# [INPUT DATA]
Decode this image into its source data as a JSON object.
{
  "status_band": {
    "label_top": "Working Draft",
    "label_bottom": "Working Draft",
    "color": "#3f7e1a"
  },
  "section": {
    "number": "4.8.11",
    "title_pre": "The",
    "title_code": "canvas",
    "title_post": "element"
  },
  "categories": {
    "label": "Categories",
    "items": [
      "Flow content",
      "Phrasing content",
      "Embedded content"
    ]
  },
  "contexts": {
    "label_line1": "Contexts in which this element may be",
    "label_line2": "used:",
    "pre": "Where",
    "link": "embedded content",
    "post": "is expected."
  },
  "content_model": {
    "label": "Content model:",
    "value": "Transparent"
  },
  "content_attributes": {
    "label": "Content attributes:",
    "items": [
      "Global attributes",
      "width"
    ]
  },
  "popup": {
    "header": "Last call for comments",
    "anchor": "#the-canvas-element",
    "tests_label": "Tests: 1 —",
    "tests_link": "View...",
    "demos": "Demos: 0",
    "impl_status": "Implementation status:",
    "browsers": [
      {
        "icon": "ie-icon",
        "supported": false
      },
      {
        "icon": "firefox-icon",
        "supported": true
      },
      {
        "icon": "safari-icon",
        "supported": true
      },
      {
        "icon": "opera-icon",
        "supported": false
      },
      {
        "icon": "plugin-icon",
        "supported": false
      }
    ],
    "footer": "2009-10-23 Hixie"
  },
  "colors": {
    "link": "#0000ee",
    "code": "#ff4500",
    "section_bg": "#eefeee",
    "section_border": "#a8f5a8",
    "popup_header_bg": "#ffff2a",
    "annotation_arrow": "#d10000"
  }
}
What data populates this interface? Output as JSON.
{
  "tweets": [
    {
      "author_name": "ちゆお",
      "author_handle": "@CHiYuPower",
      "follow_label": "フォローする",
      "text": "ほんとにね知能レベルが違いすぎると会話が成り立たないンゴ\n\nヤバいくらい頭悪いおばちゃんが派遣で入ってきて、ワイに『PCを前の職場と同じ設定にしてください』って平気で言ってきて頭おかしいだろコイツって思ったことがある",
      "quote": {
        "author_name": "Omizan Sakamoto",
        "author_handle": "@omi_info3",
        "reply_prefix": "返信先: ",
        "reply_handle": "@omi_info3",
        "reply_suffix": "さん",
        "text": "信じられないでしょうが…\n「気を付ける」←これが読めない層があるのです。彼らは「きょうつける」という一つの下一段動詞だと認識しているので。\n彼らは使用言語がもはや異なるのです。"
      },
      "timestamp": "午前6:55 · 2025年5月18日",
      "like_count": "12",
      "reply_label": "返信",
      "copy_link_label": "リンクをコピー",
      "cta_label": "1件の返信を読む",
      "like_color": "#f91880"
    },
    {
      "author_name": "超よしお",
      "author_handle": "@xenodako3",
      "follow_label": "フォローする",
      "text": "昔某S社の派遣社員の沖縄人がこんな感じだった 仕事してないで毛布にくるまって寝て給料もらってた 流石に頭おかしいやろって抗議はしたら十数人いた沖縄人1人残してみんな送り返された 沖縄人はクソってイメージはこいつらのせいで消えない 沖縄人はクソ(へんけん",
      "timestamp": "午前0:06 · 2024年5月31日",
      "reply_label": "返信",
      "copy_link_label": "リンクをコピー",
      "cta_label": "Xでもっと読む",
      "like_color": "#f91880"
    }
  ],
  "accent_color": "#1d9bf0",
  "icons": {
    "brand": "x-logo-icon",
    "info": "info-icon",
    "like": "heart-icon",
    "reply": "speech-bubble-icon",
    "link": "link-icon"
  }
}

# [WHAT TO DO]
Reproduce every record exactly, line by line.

# [RESPONSE AREA]
Decode this image into its source data as a JSON object.
{
  "status_band": {
    "label_top": "Working Draft",
    "label_bottom": "Working Draft",
    "color": "#3f7e1a"
  },
  "section": {
    "number": "4.8.11",
    "title_pre": "The",
    "title_code": "canvas",
    "title_post": "element"
  },
  "categories": {
    "label": "Categories",
    "items": [
      "Flow content",
      "Phrasing content",
      "Embedded content"
    ]
  },
  "contexts": {
    "label_line1": "Contexts in which this element may be",
    "label_line2": "used:",
    "pre": "Where",
    "link": "embedded content",
    "post": "is expected."
  },
  "content_model": {
    "label": "Content model:",
    "value": "Transparent"
  },
  "content_attributes": {
    "label": "Content attributes:",
    "items": [
      "Global attributes",
      "width"
    ]
  },
  "popup": {
    "header": "Last call for comments",
    "anchor": "#the-canvas-element",
    "tests_label": "Tests: 1 —",
    "tests_link": "View...",
    "demos": "Demos: 0",
    "impl_status": "Implementation status:",
    "browsers": [
      {
        "icon": "ie-icon",
        "supported": false
      },
      {
        "icon": "firefox-icon",
        "supported": true
      },
      {
        "icon": "safari-icon",
        "supported": true
      },
      {
        "icon": "opera-icon",
        "supported": false
      },
      {
        "icon": "plugin-icon",
        "supported": false
      }
    ],
    "footer": "2009-10-23 Hixie"
  },
  "colors": {
    "link": "#0000ee",
    "code": "#ff4500",
    "section_bg": "#eefeee",
    "section_border": "#a8f5a8",
    "popup_header_bg": "#ffff2a",
    "annotation_arrow": "#d10000"
  }
}
What data populates this interface? Output as JSON.
{
  "tweets": [
    {
      "author_name": "ちゆお",
      "author_handle": "@CHiYuPower",
      "follow_label": "フォローする",
      "text": "ほんとにね知能レベルが違いすぎると会話が成り立たないンゴ\n\nヤバいくらい頭悪いおばちゃんが派遣で入ってきて、ワイに『PCを前の職場と同じ設定にしてください』って平気で言ってきて頭おかしいだろコイツって思ったことがある",
      "quote": {
        "author_name": "Omizan Sakamoto",
        "author_handle": "@omi_info3",
        "reply_prefix": "返信先: ",
        "reply_handle": "@omi_info3",
        "reply_suffix": "さん",
        "text": "信じられないでしょうが…\n「気を付ける」←これが読めない層があるのです。彼らは「きょうつける」という一つの下一段動詞だと認識しているので。\n彼らは使用言語がもはや異なるのです。"
      },
      "timestamp": "午前6:55 · 2025年5月18日",
      "like_count": "12",
      "reply_label": "返信",
      "copy_link_label": "リンクをコピー",
      "cta_label": "1件の返信を読む",
      "like_color": "#f91880"
    },
    {
      "author_name": "超よしお",
      "author_handle": "@xenodako3",
      "follow_label": "フォローする",
      "text": "昔某S社の派遣社員の沖縄人がこんな感じだった 仕事してないで毛布にくるまって寝て給料もらってた 流石に頭おかしいやろって抗議はしたら十数人いた沖縄人1人残してみんな送り返された 沖縄人はクソってイメージはこいつらのせいで消えない 沖縄人はクソ(へんけん",
      "timestamp": "午前0:06 · 2024年5月31日",
      "reply_label": "返信",
      "copy_link_label": "リンクをコピー",
      "cta_label": "Xでもっと読む",
      "like_color": "#f91880"
    }
  ],
  "accent_color": "#1d9bf0",
  "icons": {
    "brand": "x-logo-icon",
    "info": "info-icon",
    "like": "heart-icon",
    "reply": "speech-bubble-icon",
    "link": "link-icon"
  }
}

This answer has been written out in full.